The History of Mortlake

In an age when preventive medicine and inoculations have controlled children’s diseases, it is strange to recall that parents n the 1930s took children who had whopping cough to inhale the fumes from the gasworks at Mortlake. The efficacy of this cure is doubtful but the Australia Gas Light Company certainly came into the suburb in 1883 with its first purchase of land. Since those early days the company has increased its land holding to over 100 acres. Colliers carrying the coal for gas making from the Newcastle collieries were the main reason for the construction of the new Gladesville Bridge with is high arched roadway.
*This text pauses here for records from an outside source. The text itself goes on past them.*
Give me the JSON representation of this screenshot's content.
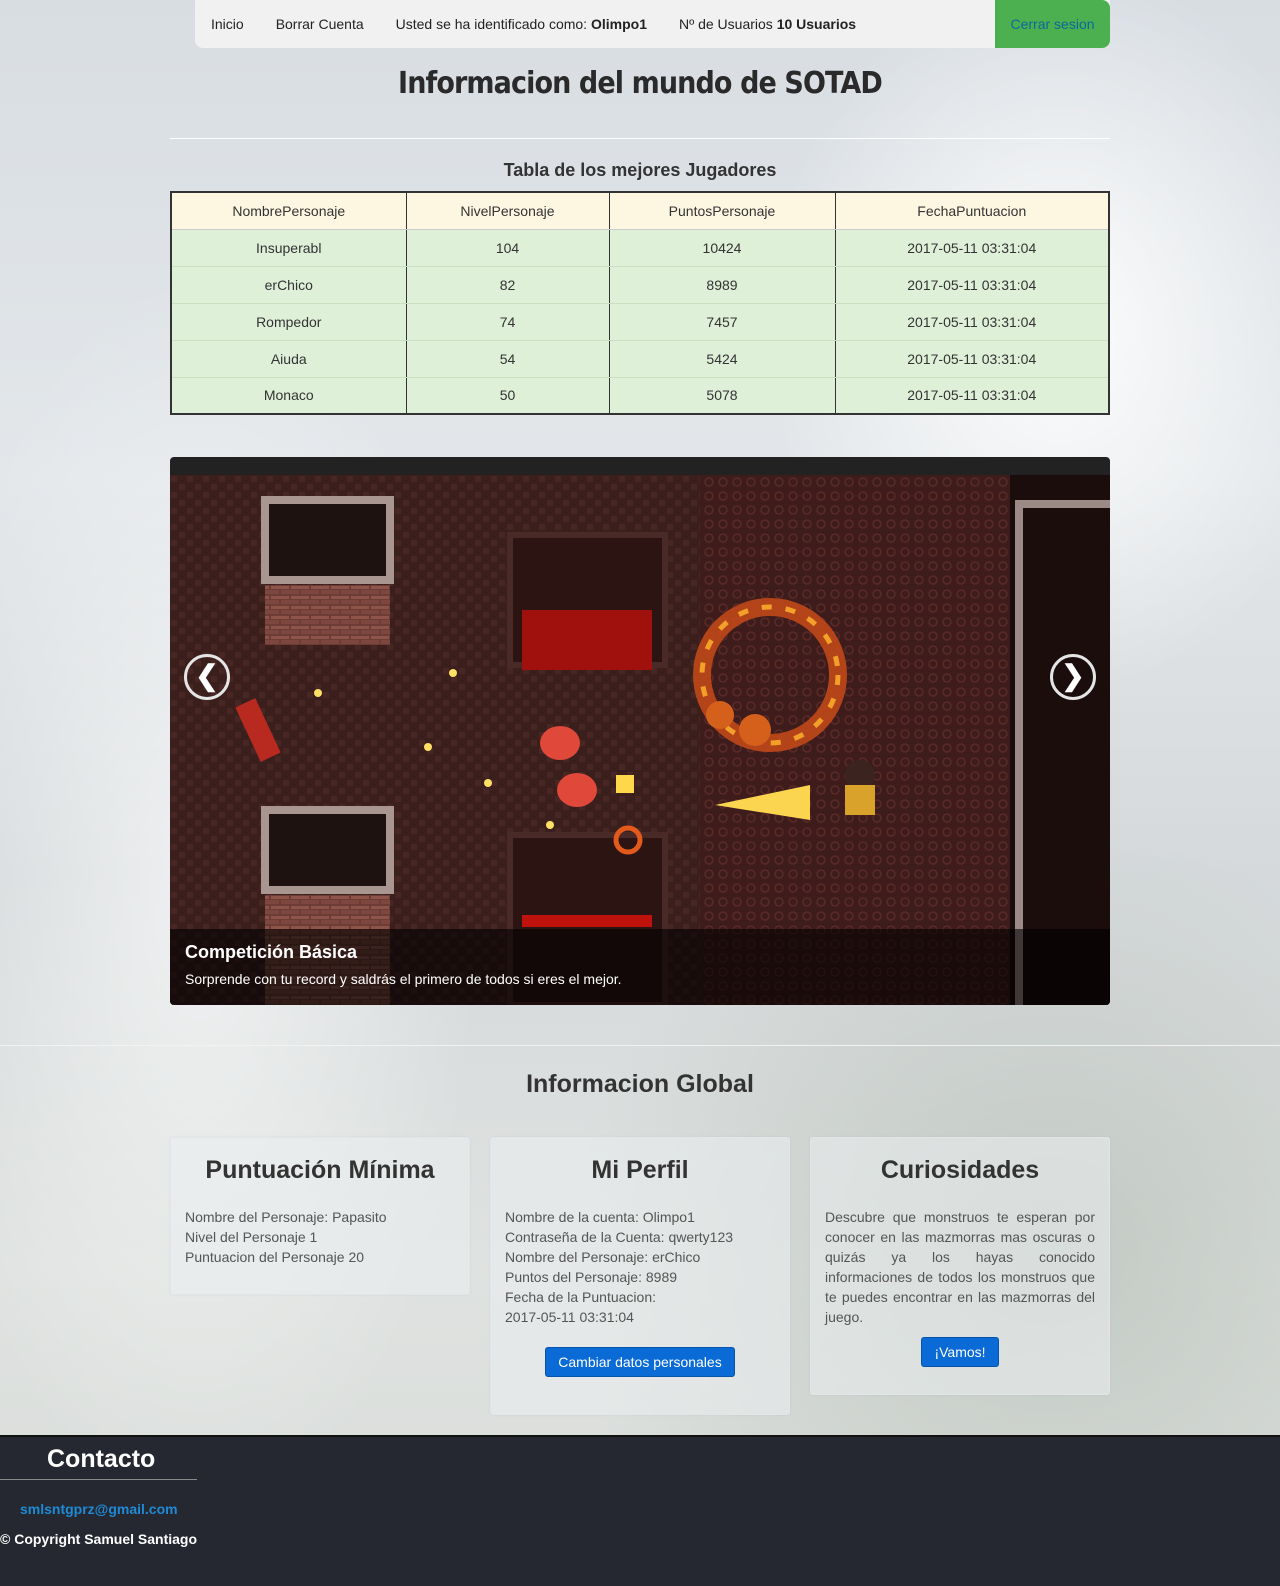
{
  "nav": {
    "inicio": "Inicio",
    "borrar": "Borrar Cuenta",
    "identified_prefix": "Usted se ha identificado como:",
    "identified_user": "Olimpo1",
    "users_prefix": "Nº de Usuarios",
    "users_count": "10 Usuarios",
    "logout": "Cerrar sesion"
  },
  "page_title": "Informacion del mundo de SOTAD",
  "table": {
    "title": "Tabla de los mejores Jugadores",
    "headers": [
      "NombrePersonaje",
      "NivelPersonaje",
      "PuntosPersonaje",
      "FechaPuntuacion"
    ],
    "rows": [
      [
        "Insuperabl",
        "104",
        "10424",
        "2017-05-11 03:31:04"
      ],
      [
        "erChico",
        "82",
        "8989",
        "2017-05-11 03:31:04"
      ],
      [
        "Rompedor",
        "74",
        "7457",
        "2017-05-11 03:31:04"
      ],
      [
        "Aiuda",
        "54",
        "5424",
        "2017-05-11 03:31:04"
      ],
      [
        "Monaco",
        "50",
        "5078",
        "2017-05-11 03:31:04"
      ]
    ]
  },
  "carousel": {
    "prev": "❮",
    "next": "❯",
    "caption_title": "Competición Básica",
    "caption_text": "Sorprende con tu record y saldrás el primero de todos si eres el mejor."
  },
  "global": {
    "title": "Informacion Global",
    "card1": {
      "title": "Puntuación Mínima",
      "lines": [
        "Nombre del Personaje: Papasito",
        "Nivel del Personaje 1",
        "Puntuacion del Personaje 20"
      ]
    },
    "card2": {
      "title": "Mi Perfil",
      "lines": [
        "Nombre de la cuenta: Olimpo1",
        "Contraseña de la Cuenta: qwerty123",
        "Nombre del Personaje: erChico",
        "Puntos del Personaje: 8989",
        "Fecha de la Puntuacion:",
        "2017-05-11 03:31:04"
      ],
      "button": "Cambiar datos personales"
    },
    "card3": {
      "title": "Curiosidades",
      "text": "Descubre que monstruos te esperan por conocer en las mazmorras mas oscuras o quizás ya los hayas conocido informaciones de todos los monstruos que te puedes encontrar en las mazmorras del juego.",
      "button": "¡Vamos!"
    }
  },
  "footer": {
    "title": "Contacto",
    "email": "smlsntgprz@gmail.com",
    "copyright": "© Copyright Samuel Santiago"
  },
  "colors": {
    "logout_bg": "#4caf50",
    "table_header_bg": "#fdf7e1",
    "table_row_bg": "#dff0d8",
    "button_blue": "#0a6ad6",
    "footer_bg": "#252831",
    "email_link": "#1f8ad6"
  }
}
The old bridge had to open and let the colliers through, causing frequent traffic delays on Victoria Road, one of main roads to the city.

At one time Mortlake was known at Bottle Point, and it is thought that the suburb was later named Mortlake in memory of the place of that name on the Thames, in England. Many of the suburbs bordering Parramatta River followed this pattern, possibly from memories of home; even Governor Arthur Phillip succumbed to nostalgia and called Parramatta River “the Thames of the Antipodes”. The actual date of naming this suburb is obscure. When the Australian gas light Company first purchased land there in 1883, it was referred to as “Parramatta land opposite Gladesville”. A township grew up around the gasworks and in the 1920s an attractive park and swimming baths were situated on the river, and weekends and school holidays found it crowded with people from the surrounding areas. The pleasure ground has now disappeared, and with it the laughter of those lost yesterday’s at Mortlake. The gasworks also went out of operation with the introduction of natural gas.

The gas works has succumbed to the wrecker’s ball and phoenix like a new village within a suburb of Breakfast point has arisen. Breakfast point is a self sufficient life style oriented conurbation with its own shops, Meeting Hall, waterfront Country Club and Village Green. The area consist of high standard units, large town houses, and free standing mansions many with water or city views.

The industries that grew up around the gas works are now moving out and being replaced by generous housing. The suburb has lost its old working class routes and has become one of the Inner West’s most desirable places to live.